Task prompt: Retrieve each line that contains the word "icon" from the entries below.
········
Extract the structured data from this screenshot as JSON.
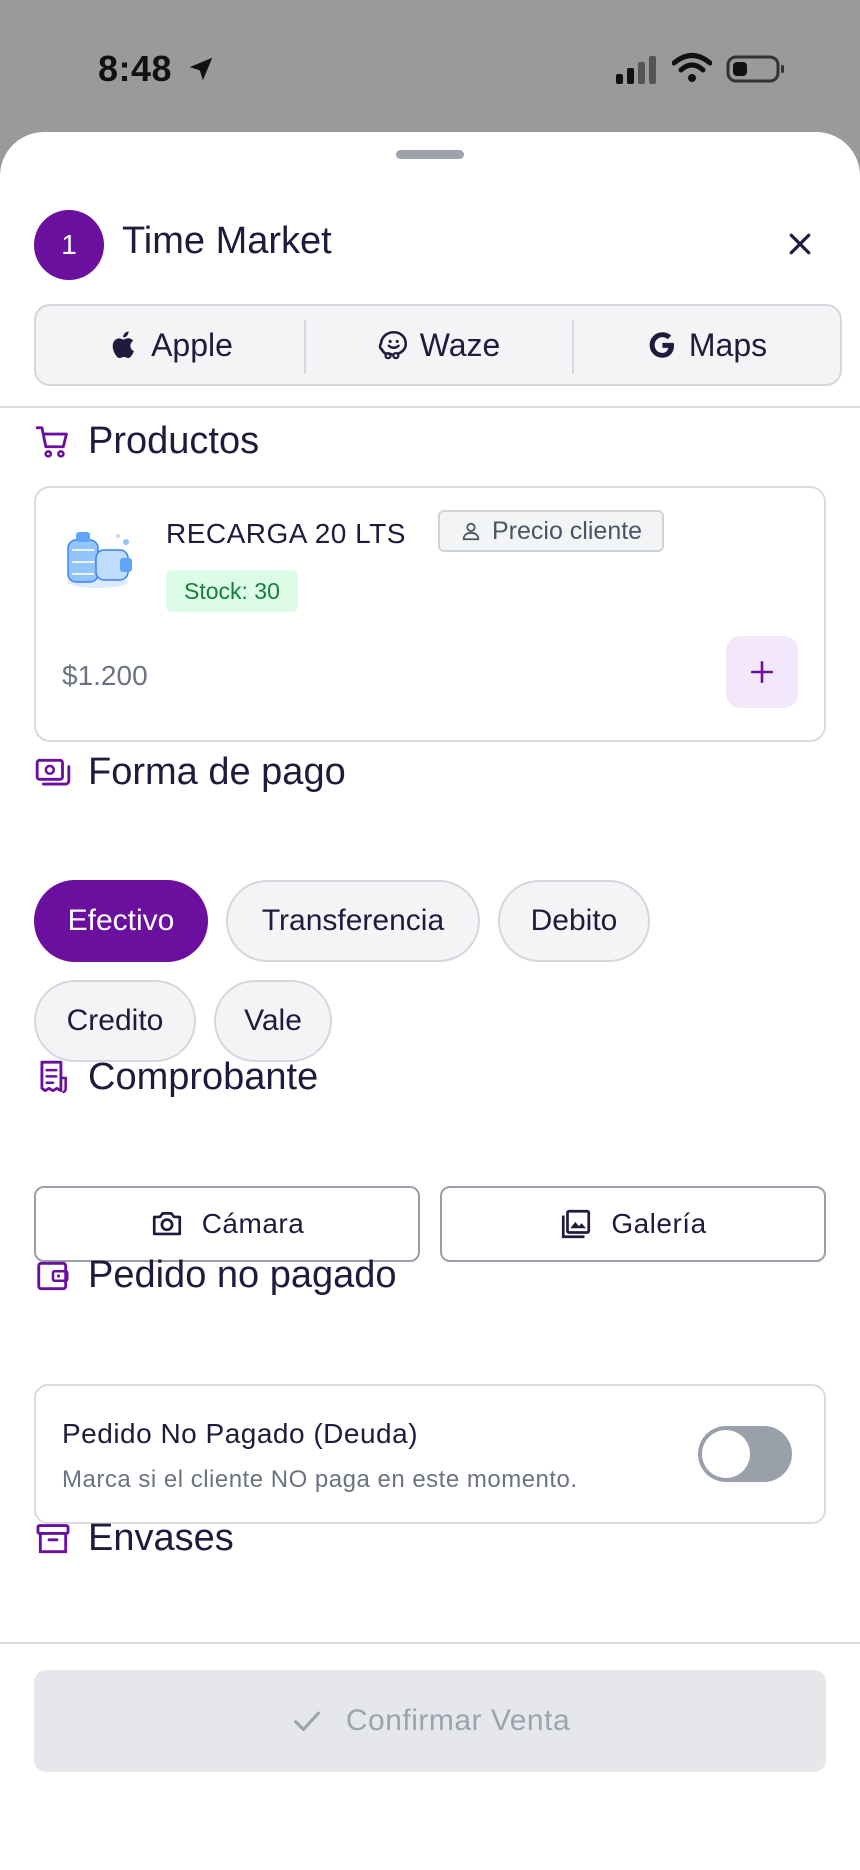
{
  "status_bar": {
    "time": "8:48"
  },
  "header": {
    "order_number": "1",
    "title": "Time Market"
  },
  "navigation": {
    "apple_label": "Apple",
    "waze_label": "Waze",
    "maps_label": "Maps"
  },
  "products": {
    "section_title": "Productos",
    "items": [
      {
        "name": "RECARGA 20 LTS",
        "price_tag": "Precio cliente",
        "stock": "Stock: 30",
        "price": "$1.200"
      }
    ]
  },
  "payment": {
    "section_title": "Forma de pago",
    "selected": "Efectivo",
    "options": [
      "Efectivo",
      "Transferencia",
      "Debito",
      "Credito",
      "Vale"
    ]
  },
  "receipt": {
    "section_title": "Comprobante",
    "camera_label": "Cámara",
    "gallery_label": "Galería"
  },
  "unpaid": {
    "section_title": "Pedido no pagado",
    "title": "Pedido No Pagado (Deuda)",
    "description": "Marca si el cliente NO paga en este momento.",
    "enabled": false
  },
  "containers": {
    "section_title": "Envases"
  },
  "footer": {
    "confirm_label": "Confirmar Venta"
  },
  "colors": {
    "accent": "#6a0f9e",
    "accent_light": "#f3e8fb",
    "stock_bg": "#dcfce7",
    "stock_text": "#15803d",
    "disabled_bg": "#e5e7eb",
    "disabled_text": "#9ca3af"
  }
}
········
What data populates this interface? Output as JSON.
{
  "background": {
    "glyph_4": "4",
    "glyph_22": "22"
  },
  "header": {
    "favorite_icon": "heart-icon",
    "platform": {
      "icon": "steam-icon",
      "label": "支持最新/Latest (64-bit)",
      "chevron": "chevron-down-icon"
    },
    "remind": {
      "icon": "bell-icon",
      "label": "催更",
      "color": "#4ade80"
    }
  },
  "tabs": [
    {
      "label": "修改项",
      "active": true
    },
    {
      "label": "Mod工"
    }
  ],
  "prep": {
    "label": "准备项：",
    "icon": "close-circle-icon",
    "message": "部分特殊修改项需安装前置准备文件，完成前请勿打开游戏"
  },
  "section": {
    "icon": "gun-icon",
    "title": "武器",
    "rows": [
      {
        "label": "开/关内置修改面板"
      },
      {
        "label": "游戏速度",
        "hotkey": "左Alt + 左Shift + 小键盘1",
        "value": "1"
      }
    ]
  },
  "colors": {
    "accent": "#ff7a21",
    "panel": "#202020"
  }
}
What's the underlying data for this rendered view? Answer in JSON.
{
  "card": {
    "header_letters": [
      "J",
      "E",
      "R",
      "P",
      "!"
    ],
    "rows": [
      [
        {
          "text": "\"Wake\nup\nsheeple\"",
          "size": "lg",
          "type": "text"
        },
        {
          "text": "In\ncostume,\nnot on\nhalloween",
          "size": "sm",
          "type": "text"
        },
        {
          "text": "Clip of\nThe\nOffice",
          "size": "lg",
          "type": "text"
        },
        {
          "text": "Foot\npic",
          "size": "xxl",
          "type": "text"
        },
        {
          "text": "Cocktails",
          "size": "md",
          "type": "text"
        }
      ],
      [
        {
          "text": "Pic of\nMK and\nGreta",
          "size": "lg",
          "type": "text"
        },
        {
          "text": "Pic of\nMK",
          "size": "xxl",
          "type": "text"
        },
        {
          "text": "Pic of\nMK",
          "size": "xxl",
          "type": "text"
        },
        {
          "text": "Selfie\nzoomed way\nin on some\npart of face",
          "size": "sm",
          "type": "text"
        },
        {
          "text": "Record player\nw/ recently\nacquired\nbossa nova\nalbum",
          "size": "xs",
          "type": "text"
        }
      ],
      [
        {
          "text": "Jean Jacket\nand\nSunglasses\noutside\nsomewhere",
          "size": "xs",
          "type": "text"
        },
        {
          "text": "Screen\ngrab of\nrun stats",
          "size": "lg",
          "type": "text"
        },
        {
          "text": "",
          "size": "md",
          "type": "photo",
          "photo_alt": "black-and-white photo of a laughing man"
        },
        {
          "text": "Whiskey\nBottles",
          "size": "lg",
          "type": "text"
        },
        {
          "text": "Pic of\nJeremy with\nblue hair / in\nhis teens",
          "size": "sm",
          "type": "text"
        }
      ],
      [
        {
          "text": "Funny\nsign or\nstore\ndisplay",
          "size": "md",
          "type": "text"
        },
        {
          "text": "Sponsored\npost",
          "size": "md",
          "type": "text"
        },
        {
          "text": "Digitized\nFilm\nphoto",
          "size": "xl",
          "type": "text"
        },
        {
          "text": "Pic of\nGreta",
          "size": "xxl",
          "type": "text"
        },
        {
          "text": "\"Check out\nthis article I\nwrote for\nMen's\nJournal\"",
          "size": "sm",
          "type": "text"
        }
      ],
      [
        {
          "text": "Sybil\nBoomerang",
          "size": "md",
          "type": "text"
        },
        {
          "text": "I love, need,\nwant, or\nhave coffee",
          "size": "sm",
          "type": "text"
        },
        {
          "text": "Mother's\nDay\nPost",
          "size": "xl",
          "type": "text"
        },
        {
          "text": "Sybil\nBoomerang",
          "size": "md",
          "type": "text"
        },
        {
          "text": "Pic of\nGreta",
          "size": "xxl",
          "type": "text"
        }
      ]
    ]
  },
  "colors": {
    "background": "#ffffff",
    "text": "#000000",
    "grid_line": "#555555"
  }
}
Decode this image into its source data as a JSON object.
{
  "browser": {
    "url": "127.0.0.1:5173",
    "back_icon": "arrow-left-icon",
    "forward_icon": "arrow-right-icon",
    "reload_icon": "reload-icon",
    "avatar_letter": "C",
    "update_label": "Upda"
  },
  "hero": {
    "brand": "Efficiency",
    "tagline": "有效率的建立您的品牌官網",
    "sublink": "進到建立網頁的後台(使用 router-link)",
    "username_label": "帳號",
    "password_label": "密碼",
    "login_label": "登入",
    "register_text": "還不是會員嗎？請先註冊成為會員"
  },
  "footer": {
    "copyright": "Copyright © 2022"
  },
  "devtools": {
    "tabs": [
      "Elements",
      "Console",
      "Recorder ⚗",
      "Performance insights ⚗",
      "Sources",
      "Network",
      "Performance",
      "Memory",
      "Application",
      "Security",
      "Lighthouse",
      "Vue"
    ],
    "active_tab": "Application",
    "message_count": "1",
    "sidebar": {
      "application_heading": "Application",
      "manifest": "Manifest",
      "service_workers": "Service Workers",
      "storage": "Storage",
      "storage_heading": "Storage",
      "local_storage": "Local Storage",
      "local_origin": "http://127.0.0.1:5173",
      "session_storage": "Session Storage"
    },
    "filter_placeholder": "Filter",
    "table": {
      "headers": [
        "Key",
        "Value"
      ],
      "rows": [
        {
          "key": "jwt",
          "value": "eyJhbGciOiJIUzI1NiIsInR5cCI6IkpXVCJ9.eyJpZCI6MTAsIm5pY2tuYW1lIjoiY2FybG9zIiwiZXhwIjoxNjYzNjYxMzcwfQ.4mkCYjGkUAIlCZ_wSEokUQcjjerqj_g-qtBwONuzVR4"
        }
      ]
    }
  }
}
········
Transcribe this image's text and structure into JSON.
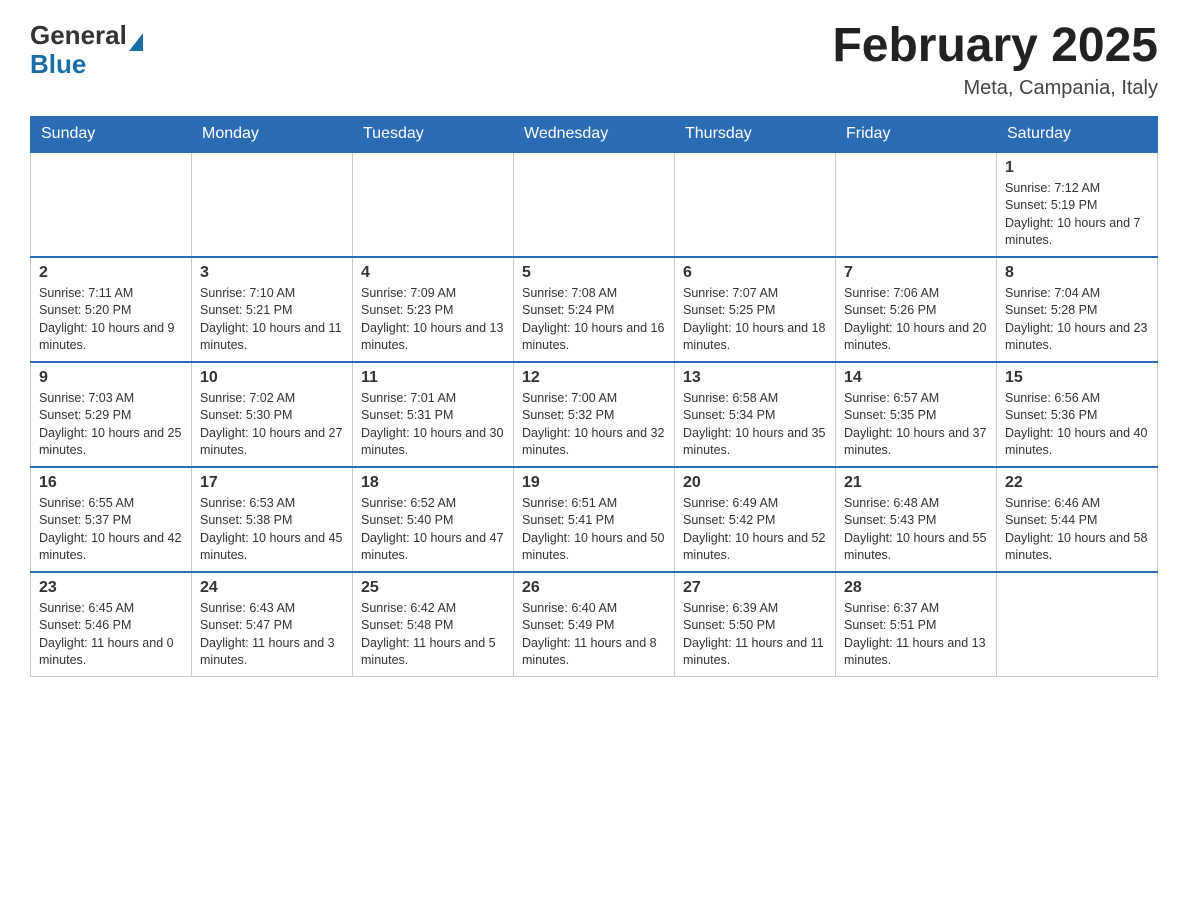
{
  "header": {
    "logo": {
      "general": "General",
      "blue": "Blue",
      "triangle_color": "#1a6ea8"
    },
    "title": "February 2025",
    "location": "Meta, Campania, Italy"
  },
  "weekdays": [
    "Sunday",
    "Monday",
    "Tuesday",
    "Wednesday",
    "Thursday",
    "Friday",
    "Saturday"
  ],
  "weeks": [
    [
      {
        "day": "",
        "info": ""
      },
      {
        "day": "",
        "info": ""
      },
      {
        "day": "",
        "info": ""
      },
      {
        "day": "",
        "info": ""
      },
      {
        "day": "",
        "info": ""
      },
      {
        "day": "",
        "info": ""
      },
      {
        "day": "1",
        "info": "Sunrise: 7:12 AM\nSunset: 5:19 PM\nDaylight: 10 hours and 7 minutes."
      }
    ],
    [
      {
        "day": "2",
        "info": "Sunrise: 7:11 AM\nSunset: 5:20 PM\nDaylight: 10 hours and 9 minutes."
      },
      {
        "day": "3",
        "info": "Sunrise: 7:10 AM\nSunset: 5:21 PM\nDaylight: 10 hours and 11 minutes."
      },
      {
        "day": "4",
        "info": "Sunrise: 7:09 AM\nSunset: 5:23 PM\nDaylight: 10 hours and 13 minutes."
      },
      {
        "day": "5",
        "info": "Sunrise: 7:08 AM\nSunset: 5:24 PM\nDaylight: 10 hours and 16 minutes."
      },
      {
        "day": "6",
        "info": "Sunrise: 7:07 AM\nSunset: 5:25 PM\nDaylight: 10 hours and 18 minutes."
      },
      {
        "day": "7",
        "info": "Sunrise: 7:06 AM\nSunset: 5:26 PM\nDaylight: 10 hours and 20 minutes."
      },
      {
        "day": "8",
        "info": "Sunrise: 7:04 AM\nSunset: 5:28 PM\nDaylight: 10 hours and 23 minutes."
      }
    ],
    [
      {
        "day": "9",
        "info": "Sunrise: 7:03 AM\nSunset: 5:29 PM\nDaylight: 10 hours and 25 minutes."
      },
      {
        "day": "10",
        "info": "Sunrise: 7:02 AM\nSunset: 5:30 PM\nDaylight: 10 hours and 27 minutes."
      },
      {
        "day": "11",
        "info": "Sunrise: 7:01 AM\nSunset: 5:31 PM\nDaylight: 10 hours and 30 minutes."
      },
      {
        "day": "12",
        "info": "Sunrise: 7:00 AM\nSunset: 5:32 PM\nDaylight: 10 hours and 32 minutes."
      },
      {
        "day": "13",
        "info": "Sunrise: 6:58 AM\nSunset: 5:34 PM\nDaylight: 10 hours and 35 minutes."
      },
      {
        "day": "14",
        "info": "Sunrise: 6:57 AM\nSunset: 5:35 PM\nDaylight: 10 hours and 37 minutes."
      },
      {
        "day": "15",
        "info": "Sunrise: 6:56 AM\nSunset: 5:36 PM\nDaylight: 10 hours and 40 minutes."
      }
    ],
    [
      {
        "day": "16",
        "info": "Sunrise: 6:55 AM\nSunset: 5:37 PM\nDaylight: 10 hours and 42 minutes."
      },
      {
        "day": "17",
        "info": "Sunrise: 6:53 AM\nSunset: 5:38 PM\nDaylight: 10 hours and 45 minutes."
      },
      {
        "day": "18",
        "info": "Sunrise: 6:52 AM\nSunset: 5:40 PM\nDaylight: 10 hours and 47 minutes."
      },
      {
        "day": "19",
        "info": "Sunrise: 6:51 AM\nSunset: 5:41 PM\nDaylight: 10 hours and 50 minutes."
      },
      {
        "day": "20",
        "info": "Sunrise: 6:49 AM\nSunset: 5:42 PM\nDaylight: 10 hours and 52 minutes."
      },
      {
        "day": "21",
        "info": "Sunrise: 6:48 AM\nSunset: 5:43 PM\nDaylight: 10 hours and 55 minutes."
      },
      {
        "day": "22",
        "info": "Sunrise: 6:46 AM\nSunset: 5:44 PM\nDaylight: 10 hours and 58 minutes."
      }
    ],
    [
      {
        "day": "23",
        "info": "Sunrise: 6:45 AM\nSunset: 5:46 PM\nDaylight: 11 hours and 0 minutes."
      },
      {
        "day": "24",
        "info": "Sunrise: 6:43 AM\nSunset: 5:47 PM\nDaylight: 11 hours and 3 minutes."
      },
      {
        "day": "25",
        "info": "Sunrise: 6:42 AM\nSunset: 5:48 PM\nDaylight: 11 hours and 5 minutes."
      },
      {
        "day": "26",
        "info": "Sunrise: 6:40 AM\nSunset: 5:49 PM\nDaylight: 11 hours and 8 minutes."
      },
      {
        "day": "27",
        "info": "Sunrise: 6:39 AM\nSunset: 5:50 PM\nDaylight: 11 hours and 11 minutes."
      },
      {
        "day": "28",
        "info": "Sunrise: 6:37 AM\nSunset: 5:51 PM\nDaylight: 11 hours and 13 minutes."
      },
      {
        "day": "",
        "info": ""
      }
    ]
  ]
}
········
Exercise solution:
    "favorite_icon": "heart-icon",
      "icon": "steam-icon",
      "chevron": "chevron-down-icon"
      "icon": "bell-icon",
    "icon": "close-circle-icon",
    "icon": "gun-icon",
    "back_icon": "arrow-left-icon",
    "forward_icon": "arrow-right-icon",
    "reload_icon": "reload-icon",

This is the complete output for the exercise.